◆ The problem ◆
Excluding all pictures, please output the listing exactly.
▬▬▬▬▬▬
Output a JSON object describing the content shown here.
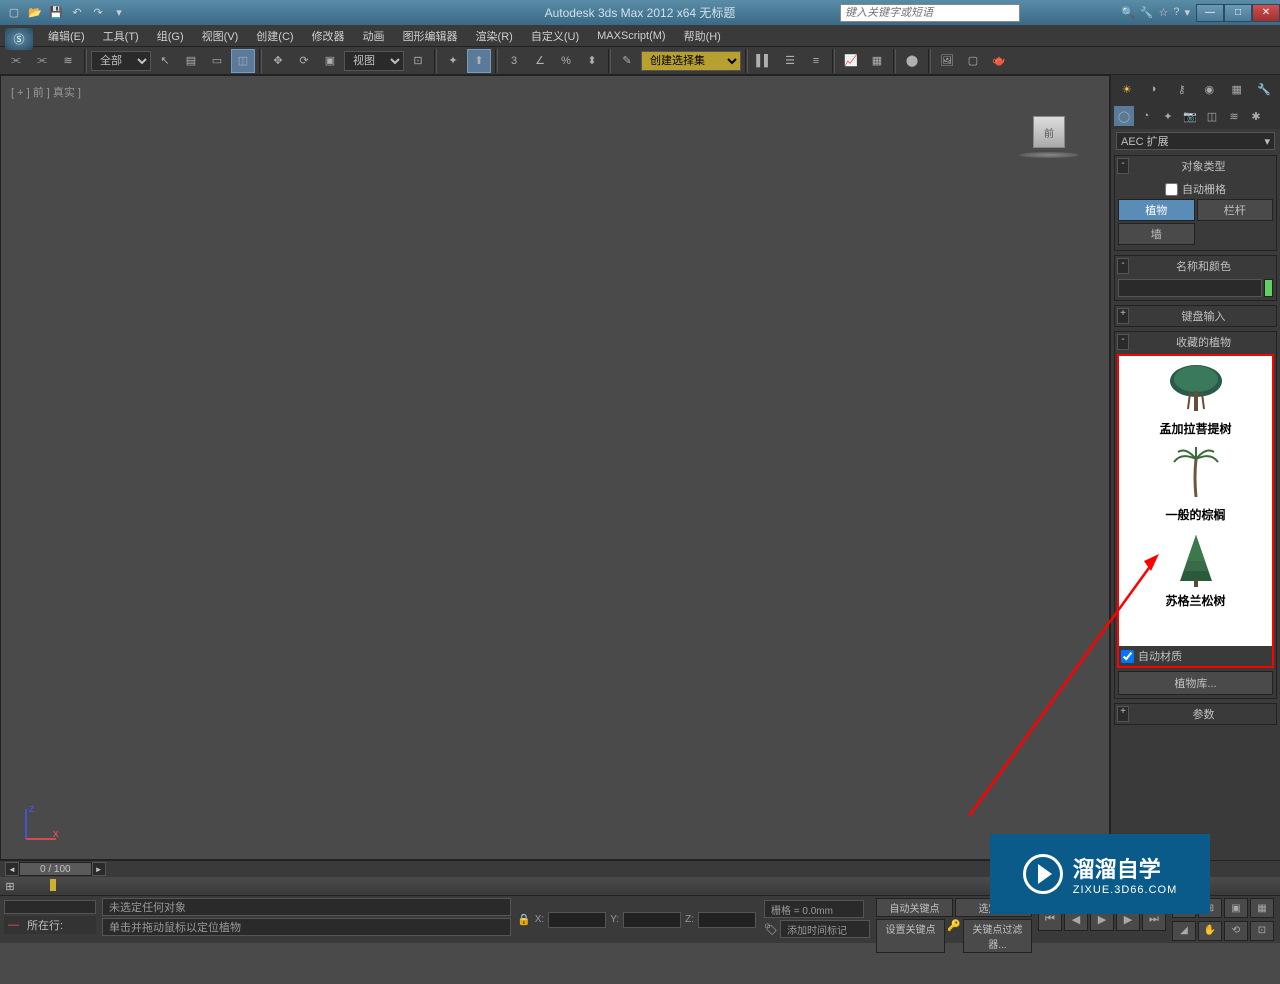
{
  "app": {
    "title": "Autodesk 3ds Max 2012 x64   无标题",
    "search_placeholder": "键入关键字或短语"
  },
  "menu": {
    "items": [
      "编辑(E)",
      "工具(T)",
      "组(G)",
      "视图(V)",
      "创建(C)",
      "修改器",
      "动画",
      "图形编辑器",
      "渲染(R)",
      "自定义(U)",
      "MAXScript(M)",
      "帮助(H)"
    ]
  },
  "toolbar": {
    "filter_all": "全部",
    "view_combo": "视图",
    "named_sel": "创建选择集"
  },
  "viewport": {
    "label": "[ + ] 前 ] 真实 ]",
    "cube_face": "前"
  },
  "cmdpanel": {
    "category": "AEC 扩展",
    "rollouts": {
      "object_type": "对象类型",
      "auto_grid": "自动栅格",
      "name_color": "名称和颜色",
      "keyboard": "键盘输入",
      "fav_plants": "收藏的植物",
      "auto_material": "自动材质",
      "plant_lib": "植物库...",
      "params": "参数"
    },
    "obj_types": {
      "plant": "植物",
      "railing": "栏杆",
      "wall": "墙"
    },
    "plants": [
      {
        "name": "孟加拉菩提树"
      },
      {
        "name": "一般的棕榈"
      },
      {
        "name": "苏格兰松树"
      }
    ]
  },
  "timeline": {
    "slider_label": "0 / 100"
  },
  "status": {
    "line1": "未选定任何对象",
    "line2": "单击并拖动鼠标以定位植物",
    "row_label": "所在行:",
    "grid": "栅格 = 0.0mm",
    "add_time_tag": "添加时间标记",
    "auto_key": "自动关键点",
    "set_key": "设置关键点",
    "key_filter": "关键点过滤器...",
    "sel_obj": "选定对",
    "x": "X:",
    "y": "Y:",
    "z": "Z:"
  },
  "watermark": {
    "main": "溜溜自学",
    "sub": "ZIXUE.3D66.COM"
  }
}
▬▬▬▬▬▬
◆ Output ◆
Output a JSON object describing the content shown here.
{
  "app": {
    "title": "Autodesk 3ds Max 2012 x64   无标题",
    "search_placeholder": "键入关键字或短语"
  },
  "menu": {
    "items": [
      "编辑(E)",
      "工具(T)",
      "组(G)",
      "视图(V)",
      "创建(C)",
      "修改器",
      "动画",
      "图形编辑器",
      "渲染(R)",
      "自定义(U)",
      "MAXScript(M)",
      "帮助(H)"
    ]
  },
  "toolbar": {
    "filter_all": "全部",
    "view_combo": "视图",
    "named_sel": "创建选择集"
  },
  "viewport": {
    "label": "[ + ] 前 ] 真实 ]",
    "cube_face": "前"
  },
  "cmdpanel": {
    "category": "AEC 扩展",
    "rollouts": {
      "object_type": "对象类型",
      "auto_grid": "自动栅格",
      "name_color": "名称和颜色",
      "keyboard": "键盘输入",
      "fav_plants": "收藏的植物",
      "auto_material": "自动材质",
      "plant_lib": "植物库...",
      "params": "参数"
    },
    "obj_types": {
      "plant": "植物",
      "railing": "栏杆",
      "wall": "墙"
    },
    "plants": [
      {
        "name": "孟加拉菩提树"
      },
      {
        "name": "一般的棕榈"
      },
      {
        "name": "苏格兰松树"
      }
    ]
  },
  "timeline": {
    "slider_label": "0 / 100"
  },
  "status": {
    "line1": "未选定任何对象",
    "line2": "单击并拖动鼠标以定位植物",
    "row_label": "所在行:",
    "grid": "栅格 = 0.0mm",
    "add_time_tag": "添加时间标记",
    "auto_key": "自动关键点",
    "set_key": "设置关键点",
    "key_filter": "关键点过滤器...",
    "sel_obj": "选定对",
    "x": "X:",
    "y": "Y:",
    "z": "Z:"
  },
  "watermark": {
    "main": "溜溜自学",
    "sub": "ZIXUE.3D66.COM"
  }
}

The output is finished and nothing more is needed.